**Data provided**

^^^^

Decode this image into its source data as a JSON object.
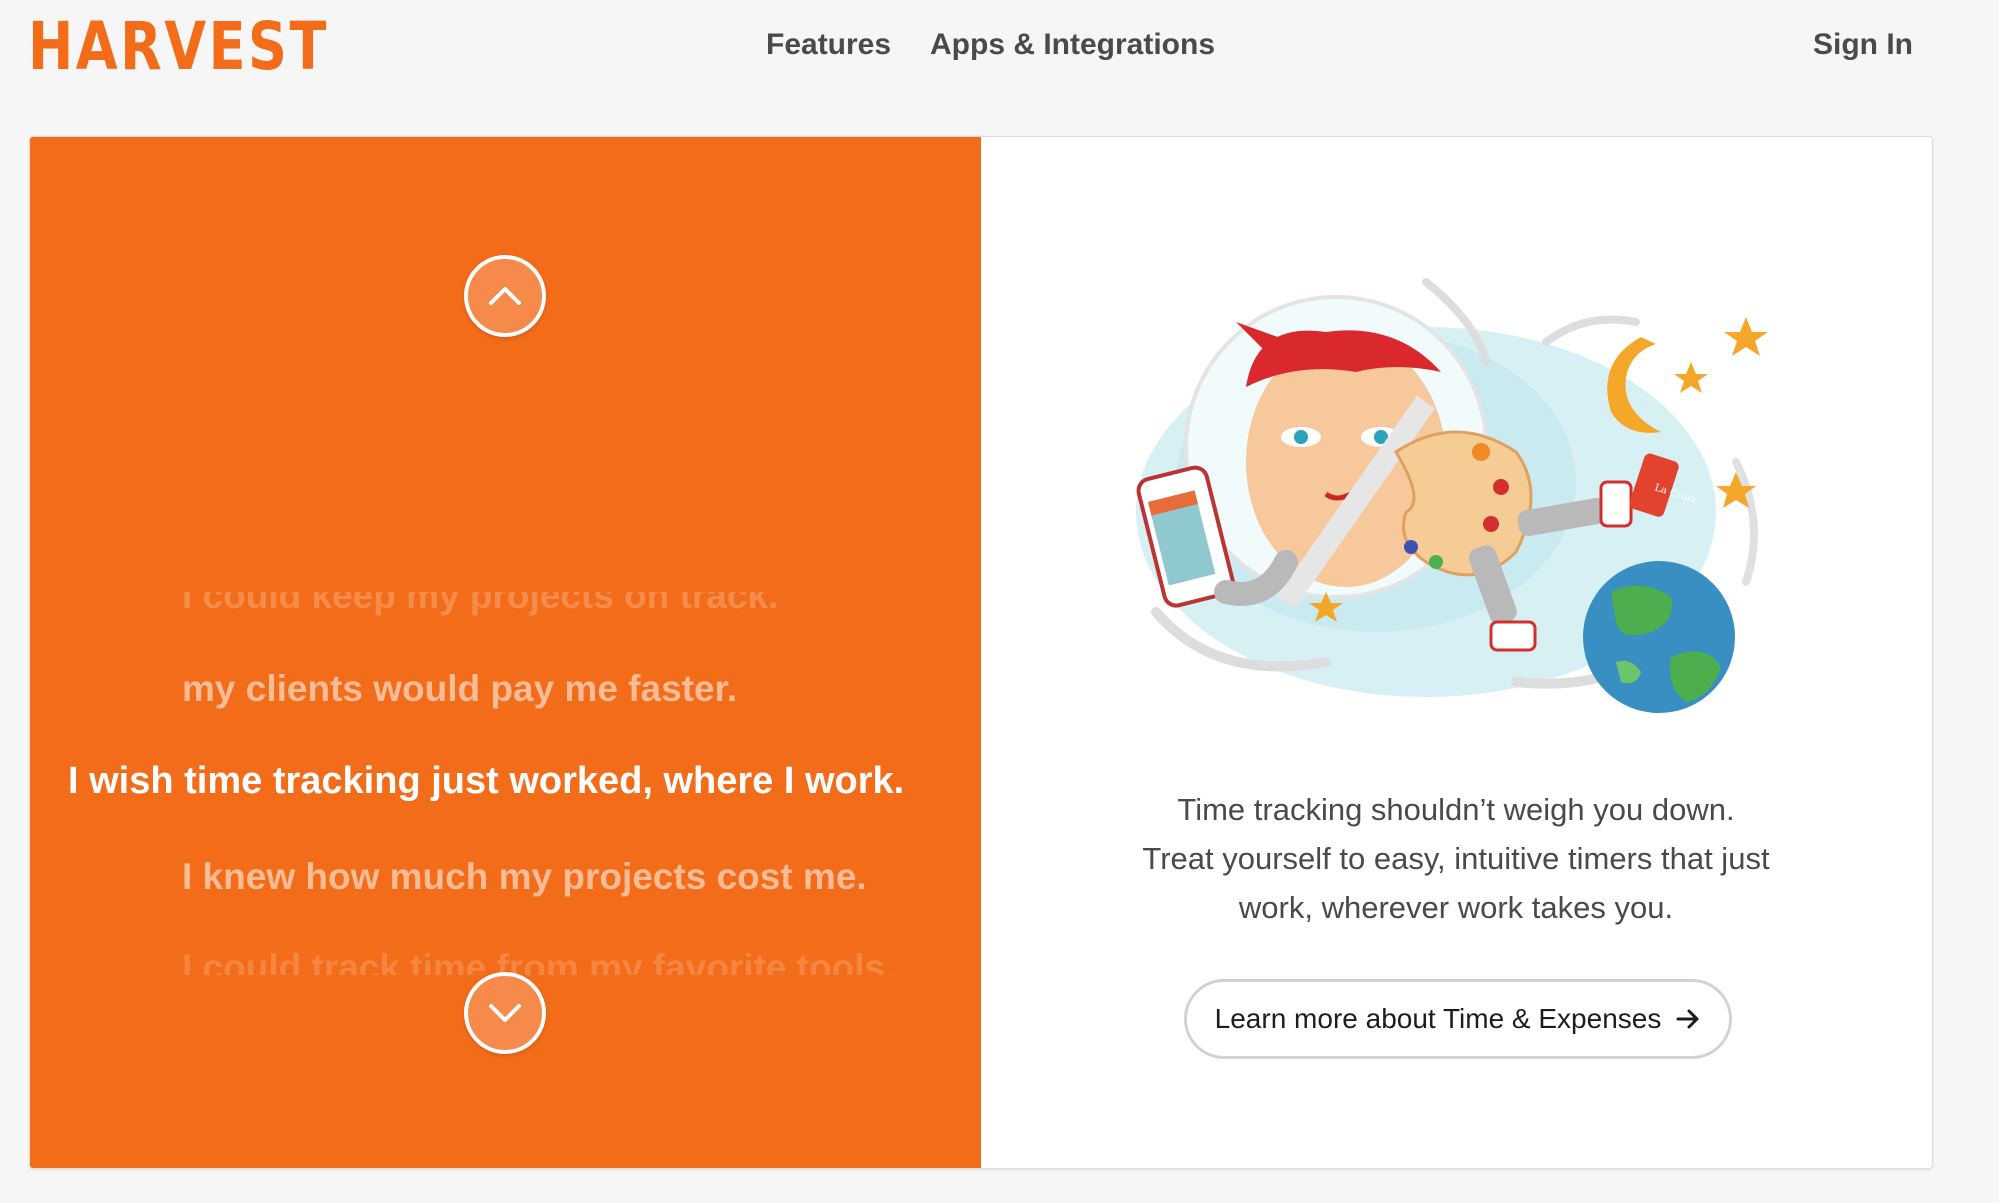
{
  "header": {
    "logo": "HARVEST",
    "nav": [
      "Features",
      "Apps & Integrations"
    ],
    "sign_in": "Sign In"
  },
  "hero": {
    "phrases": [
      "I could keep my projects on track.",
      "my clients would pay me faster.",
      "I wish time tracking just worked, where I work.",
      "I knew how much my projects cost me.",
      "I could track time from my favorite tools."
    ],
    "active_index": 2,
    "illustration_text": "La Croix",
    "description": [
      "Time tracking shouldn’t weigh you down.",
      "Treat yourself to easy, intuitive timers that just",
      "work, wherever work takes you."
    ],
    "cta_label": "Learn more about Time & Expenses"
  },
  "colors": {
    "brand_orange": "#f36c19",
    "background": "#f6f6f6",
    "text_dark": "#1d1e1c"
  },
  "icons": [
    "chevron-up-icon",
    "chevron-down-icon",
    "arrow-right-icon"
  ]
}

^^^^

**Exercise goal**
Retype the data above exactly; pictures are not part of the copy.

**Problem solution**
Decode this image into its source data as a JSON object.
{
  "header": {
    "logo": "HARVEST",
    "nav": [
      "Features",
      "Apps & Integrations"
    ],
    "sign_in": "Sign In"
  },
  "hero": {
    "phrases": [
      "I could keep my projects on track.",
      "my clients would pay me faster.",
      "I wish time tracking just worked, where I work.",
      "I knew how much my projects cost me.",
      "I could track time from my favorite tools."
    ],
    "active_index": 2,
    "illustration_text": "La Croix",
    "description": [
      "Time tracking shouldn’t weigh you down.",
      "Treat yourself to easy, intuitive timers that just",
      "work, wherever work takes you."
    ],
    "cta_label": "Learn more about Time & Expenses"
  },
  "colors": {
    "brand_orange": "#f36c19",
    "background": "#f6f6f6",
    "text_dark": "#1d1e1c"
  },
  "icons": [
    "chevron-up-icon",
    "chevron-down-icon",
    "arrow-right-icon"
  ]
}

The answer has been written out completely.